taxes on trust distribution

I will soon receive a significant amount from a Crummey Trust. The trustee says I have a choice of taking the securities or having them cashed in and taking the cash. She says I will have to pay income tax on the significant realized gain if I take the cash. However she cautions me that no broker is likely to accept some of the securities. I have checked and that is true; none will take "HSBC Bank USA NA Tax Exempt Inc Fund".
So two questions... 1) Is that correct about having to pay taxes on realized gain if I take cash? I thought inheritances were tax free, but maybe a trust is different. 2) I left a voice mail asking if I can have her sell the single nontransferable security and then the other securities transferred, but haven't received a reply. Is there some reason reason that can't be done?
--
<< ------------------------------------------------------- >>
<< The foregoing was not intended or written to be used, >>
  Click to see the full signature.
Add pictures here
<% if( /^image/.test(type) ){ %>
<% } %>
<%-name%>
Add image file
Upload

Who is holding the securities now? Why can't they continue to hold them after you take possession of them?

Technically a Crummey Trust isn't an inheritance. It was a series of gifts made over time, and you were the owner (for tax purposes) on each gift from the time it was made. So you get no step-up in basis based on the death of whoever made the gifts, because the gifts were made during lifetime rather than at death.

Not that I am aware of. But it's up to the individual stock broker what they will accept and what they won't. If the current broker won't take it in an account for you, look around to see if you can find someone who will.
--
Stu
http://DownToEarthLawyer.com
  Click to see the full signature.
Add pictures here
<% if( /^image/.test(type) ){ %>
<% } %>
<%-name%>
Add image file
Upload
On 7/19/14, 7:47 PM, Troubled wrote:

Over and above what Stuart said.... are you sure about that HSBC fund name you posted? I was unable to find any HSBC mutual fund by that name. If it is a money market fund, it does not matter as there won't be a gain on liquidation.
--
Alan
http://taxtopics.net
  Click to see the full signature.
Add pictures here
<% if( /^image/.test(type) ){ %>
<% } %>
<%-name%>
Add image file
Upload

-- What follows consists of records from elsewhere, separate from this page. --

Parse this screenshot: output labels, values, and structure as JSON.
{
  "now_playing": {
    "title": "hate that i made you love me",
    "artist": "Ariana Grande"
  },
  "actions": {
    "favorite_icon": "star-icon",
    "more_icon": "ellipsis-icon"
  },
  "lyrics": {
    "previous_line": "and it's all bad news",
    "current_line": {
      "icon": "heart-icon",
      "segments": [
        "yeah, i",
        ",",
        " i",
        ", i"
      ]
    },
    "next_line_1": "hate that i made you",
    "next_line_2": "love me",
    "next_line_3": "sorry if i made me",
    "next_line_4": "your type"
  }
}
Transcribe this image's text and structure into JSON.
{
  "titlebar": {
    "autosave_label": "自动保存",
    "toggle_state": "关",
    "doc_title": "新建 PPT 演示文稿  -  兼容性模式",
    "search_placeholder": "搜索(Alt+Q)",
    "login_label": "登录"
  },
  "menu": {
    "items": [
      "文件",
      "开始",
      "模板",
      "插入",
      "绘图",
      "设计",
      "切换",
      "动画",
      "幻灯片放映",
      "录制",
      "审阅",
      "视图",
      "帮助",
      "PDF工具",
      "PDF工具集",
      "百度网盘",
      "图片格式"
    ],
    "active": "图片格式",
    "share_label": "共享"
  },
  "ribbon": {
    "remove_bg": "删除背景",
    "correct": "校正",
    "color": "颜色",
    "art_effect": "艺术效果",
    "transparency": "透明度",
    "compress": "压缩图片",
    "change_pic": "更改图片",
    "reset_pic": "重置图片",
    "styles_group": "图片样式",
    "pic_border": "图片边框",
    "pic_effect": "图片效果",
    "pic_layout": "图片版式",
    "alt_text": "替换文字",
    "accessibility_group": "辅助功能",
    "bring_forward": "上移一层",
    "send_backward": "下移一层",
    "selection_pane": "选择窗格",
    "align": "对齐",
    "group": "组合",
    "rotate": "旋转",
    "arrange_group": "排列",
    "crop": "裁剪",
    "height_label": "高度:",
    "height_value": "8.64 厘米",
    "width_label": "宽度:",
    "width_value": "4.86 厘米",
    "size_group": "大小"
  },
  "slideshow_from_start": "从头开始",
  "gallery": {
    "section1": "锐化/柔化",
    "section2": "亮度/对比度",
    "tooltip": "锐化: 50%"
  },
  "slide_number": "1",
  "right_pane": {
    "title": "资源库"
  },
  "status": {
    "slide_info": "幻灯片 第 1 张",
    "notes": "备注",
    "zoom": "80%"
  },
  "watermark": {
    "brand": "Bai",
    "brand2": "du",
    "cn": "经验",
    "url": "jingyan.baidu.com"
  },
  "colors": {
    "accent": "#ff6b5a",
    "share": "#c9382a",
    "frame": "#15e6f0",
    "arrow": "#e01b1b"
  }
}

HSBC has a bunch of proprietary funds they only sell to their investment clients. (I happen to know about them because I'm one of their clients.) I think this is an old one that isn't open to new investors.
--
Regards,
John Levine, snipped-for-privacy@iecc.com, Primary Perpetrator of "The Internet for Dummies",
  Click to see the full signature.
Add pictures here
<% if( /^image/.test(type) ){ %>
<% } %>
<%-name%>
Add image file
Upload
On 7/20/14, 9:25 PM, John Levine wrote:

...but even proprietary funds are publicly listed. I wouldn't think that a closed fund would no longer be listed.
--
Alan
http://taxtopics.net
  Click to see the full signature.
Add pictures here
<% if( /^image/.test(type) ){ %>
<% } %>
<%-name%>
Add image file
Upload
On Saturday, July 19, 2014 9:47:36 PM UTC-4, Troubled wrote:

The trustee finally got back to me. DTAX is something only available to their trust department; it can't be transferred to anyone. Great.
--
<< ------------------------------------------------------- >>
<< The foregoing was not intended or written to be used, >>
  Click to see the full signature.
Add pictures here
<% if( /^image/.test(type) ){ %>
<% } %>
<%-name%>
Add image file
Upload

BeanSmart.com is a site by and for consumers of financial services and advice. We are not affiliated with any of the banks, financial services or software manufacturers discussed here. All logos and trade names are the property of their respective owners.

Tax and financial advice you come across on this site is freely given by your peers and professionals on their own time and out of the kindness of their hearts. We can guarantee neither accuracy of such advice nor its applicability for your situation. Simply put, you are fully responsible for the results of using information from this site in real life situations.